History is replete with examples of what humans are capable of in times of war, including horrible crimes against their fellow humans. In this case, the students are looking at war not from a military perspective, but a civilian one. Not just a civilian, but a survivor. The subject of the graphic novel The Complete Maus is one of a handful who lived to tell others about one of the worst atrocities committed in recent memory: The Holocaust. This lesson for 11th graders utilizes a discussion of the graphic novel and the creation of graphic novels about the Holocaust by the students themselves, pulling information from The Complete Maus and other primary and secondary sources.
Art Spiegelman created this two volume set as a way to become closer to his father and to learn more about his experiences as he was interred in a concentration camp during World War II. The author uses mice, rats, and cats as the anthropomorphic representations of the players in this drama to dazzling effect. This Pulitzer Prize winning graphic novel will transport the students back in time, and show them heart-wrenching glimpses of what it was like to survive at a time when survival was no longer a guarantee, but impossible for millions.

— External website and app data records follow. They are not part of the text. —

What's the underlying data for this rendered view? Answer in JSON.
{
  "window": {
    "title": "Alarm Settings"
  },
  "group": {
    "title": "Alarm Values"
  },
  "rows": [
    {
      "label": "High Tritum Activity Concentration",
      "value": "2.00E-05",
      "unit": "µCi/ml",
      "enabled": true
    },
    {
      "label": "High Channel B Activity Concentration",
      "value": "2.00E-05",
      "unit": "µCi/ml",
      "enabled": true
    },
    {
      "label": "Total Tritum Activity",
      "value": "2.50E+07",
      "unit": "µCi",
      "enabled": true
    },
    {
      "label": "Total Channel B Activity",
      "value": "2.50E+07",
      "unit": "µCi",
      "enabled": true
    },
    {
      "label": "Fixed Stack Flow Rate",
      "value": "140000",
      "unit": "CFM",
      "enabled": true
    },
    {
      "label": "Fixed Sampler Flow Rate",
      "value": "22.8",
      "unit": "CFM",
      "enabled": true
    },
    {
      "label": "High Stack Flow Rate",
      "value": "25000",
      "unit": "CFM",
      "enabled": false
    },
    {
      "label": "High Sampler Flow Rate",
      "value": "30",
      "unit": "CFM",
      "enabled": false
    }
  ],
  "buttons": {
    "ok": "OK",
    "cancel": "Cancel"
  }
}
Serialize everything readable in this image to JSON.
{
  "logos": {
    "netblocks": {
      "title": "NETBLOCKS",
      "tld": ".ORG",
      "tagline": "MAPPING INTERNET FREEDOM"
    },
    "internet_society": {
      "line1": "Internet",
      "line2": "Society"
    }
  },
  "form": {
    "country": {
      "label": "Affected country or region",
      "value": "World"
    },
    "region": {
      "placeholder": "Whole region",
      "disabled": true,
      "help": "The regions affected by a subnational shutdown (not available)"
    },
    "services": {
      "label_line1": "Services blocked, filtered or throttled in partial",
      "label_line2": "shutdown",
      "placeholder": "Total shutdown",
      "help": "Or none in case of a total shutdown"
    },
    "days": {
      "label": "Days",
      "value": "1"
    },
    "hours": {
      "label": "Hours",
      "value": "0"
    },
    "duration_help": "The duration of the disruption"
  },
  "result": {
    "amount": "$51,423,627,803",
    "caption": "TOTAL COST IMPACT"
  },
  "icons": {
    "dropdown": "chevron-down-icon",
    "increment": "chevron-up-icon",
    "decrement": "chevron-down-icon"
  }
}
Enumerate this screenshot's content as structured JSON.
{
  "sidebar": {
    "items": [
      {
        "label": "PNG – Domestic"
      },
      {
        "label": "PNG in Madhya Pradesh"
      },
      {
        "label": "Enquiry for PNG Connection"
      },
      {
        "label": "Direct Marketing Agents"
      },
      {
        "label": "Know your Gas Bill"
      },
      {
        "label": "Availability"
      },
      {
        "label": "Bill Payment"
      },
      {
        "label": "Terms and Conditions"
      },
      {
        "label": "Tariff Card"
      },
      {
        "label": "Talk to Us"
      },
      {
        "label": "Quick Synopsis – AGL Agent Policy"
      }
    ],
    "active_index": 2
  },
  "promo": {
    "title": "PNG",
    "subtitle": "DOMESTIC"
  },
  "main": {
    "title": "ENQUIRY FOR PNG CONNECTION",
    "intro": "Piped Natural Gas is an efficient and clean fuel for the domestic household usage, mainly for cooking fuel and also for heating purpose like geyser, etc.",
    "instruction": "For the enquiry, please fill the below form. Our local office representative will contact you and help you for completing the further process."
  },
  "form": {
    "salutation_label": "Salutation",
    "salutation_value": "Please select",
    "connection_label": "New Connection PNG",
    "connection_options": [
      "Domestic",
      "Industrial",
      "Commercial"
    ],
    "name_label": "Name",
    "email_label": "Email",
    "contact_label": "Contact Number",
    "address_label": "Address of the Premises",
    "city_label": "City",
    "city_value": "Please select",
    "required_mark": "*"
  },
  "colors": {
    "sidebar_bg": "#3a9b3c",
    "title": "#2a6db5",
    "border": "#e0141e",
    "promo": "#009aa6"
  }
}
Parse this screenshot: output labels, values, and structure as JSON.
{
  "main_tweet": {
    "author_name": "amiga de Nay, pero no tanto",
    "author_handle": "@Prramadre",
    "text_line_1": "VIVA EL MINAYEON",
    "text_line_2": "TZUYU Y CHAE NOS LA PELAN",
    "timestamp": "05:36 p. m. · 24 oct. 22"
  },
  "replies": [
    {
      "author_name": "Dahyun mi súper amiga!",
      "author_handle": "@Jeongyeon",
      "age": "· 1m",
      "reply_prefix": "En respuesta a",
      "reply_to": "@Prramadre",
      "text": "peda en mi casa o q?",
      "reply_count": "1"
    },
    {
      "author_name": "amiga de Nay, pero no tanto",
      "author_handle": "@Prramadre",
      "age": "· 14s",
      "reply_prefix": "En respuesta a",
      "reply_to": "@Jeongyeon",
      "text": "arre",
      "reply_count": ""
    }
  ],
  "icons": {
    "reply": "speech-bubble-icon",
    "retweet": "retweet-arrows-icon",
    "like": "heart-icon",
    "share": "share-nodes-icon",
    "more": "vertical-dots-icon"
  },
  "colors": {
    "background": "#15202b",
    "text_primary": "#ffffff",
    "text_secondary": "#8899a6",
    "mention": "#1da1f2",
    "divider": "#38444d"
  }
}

Researching this topic will give the students a wider world view of what went on in this turbulent time, strengthening their research skills by looking for both primary and secondary sources, their critical thinking skills since they are looking at a historical fact, and their critical reading skills as they try to understand the tone and context of Mr. Spiegelman’s words and images. When they combine all of these, their own graphic novels will reflect the hard work and effort that it took to learn about a subject that is denied by some, yet mourned and remembered by all.
Special thanks to Melodi Pulliam, graduate of NKU's Library Informatics program, for creating this lesson as part of her Capstone Project before graduating in 2014. Image Source: Penguin Random House -
Primary sources are first-hand accounts of historical events, like the Holocaust (including books, letters, recordings, etc.) while Secondary sources are materials written about the event after it has already happened…that is why you need both to study and cite history and it’s facts (UTSC, 2014).
University of Toronto-Scarborough Library. (2014, Mar. 19). Primary & Secondary sources explained. In Finding Primary Sources: Research Guides. Retrieved from guides.library.utoronto.ca
Assignment for an 11th grade audience: Students will read The Complete Maus as a starting point and from there, research the Holocaust using primary and secondary sources. They will use this information to create their own graphic novel about the Holocaust.
1.This assignment will be one where students can let their creative juices flow. The students will be creating a graphic novel of their own, based around some aspect of the Holocaust (their choice), drawing information from primary and secondary sources (3-5 with 3 being the minimum), with the proper citations.
2. Students will do a mix of online and in person research to get the needed information.
3. This will be the point when they set up the tone, context and overall “feel” of their graphic novel, and they will illustrate it as they see fit. Please remember that these will be on display later for others to see, so not too much violence or criminal activity (self-explanatory).
4. This lesson is meant to show students many different point of views and experiences of the Holocaust, and for students to collect some of those views and experiences and create a perspective (their own) that is unique and original (a fresh set of eyes).
Recommended Websites for Further Research
Also, please encourage the students to do their own search through the Library of Congress website, as they will find many valuable primary and secondary sources directly from before, during and after the time period. Library of Congress homepage: http://www.loc.gov/
Kentucky Standards and Common Core Standards for lesson
The lesson uses the Kentucky state History of the Holocaust-High School Curriculum Guide for standards and best practices. The Kentucky Standards and their definitions are listed first, followed by the corresponding Common Core Standards.
Students will understand that history is an account of human activities that is interpretive in nature, and a variety of tools (e.g., primary and secondary sources, data, and artifacts) are needed to analyze historical events.
Students will understand that history is a series of connected events shaped by multiple cause-effect relationships, tying past to present.
Program of Studies: Skills and Concepts
Students will demonstrate an understanding of the interpretative nature of history using a variety of tools (e.g., primary and secondary sources, Internet, timelines, maps, and data):
a) Students will investigate and analyze perceptions and perspectives (e.g., gender, race, region, ethnic group, nationality, age, economic status, religion, politics, and geographic factors) of people and historical events in the modern world (world civilizations, U.S. history)
b) Students will examine multiple cause-effect relationships that have shaped history (e.g., showing how a series of events are connected)
The above standards are all Kentucky created standards that are aligned with these Common Core Standards:
Students will use a variety of tools (e.g., primary and secondary sources, data, artifacts) to analyze perceptions and perspectives (e.g., gender, race, region, ethnic group, nationality, age, economic status, religion, politics, geographic factors) of people and historical events in the modern world (1500 A.D. to present) and United States History (Reconstruction to present).
Students will analyze how history is a series of connected events shaped by multiple cause and effect relationships, tying past to present.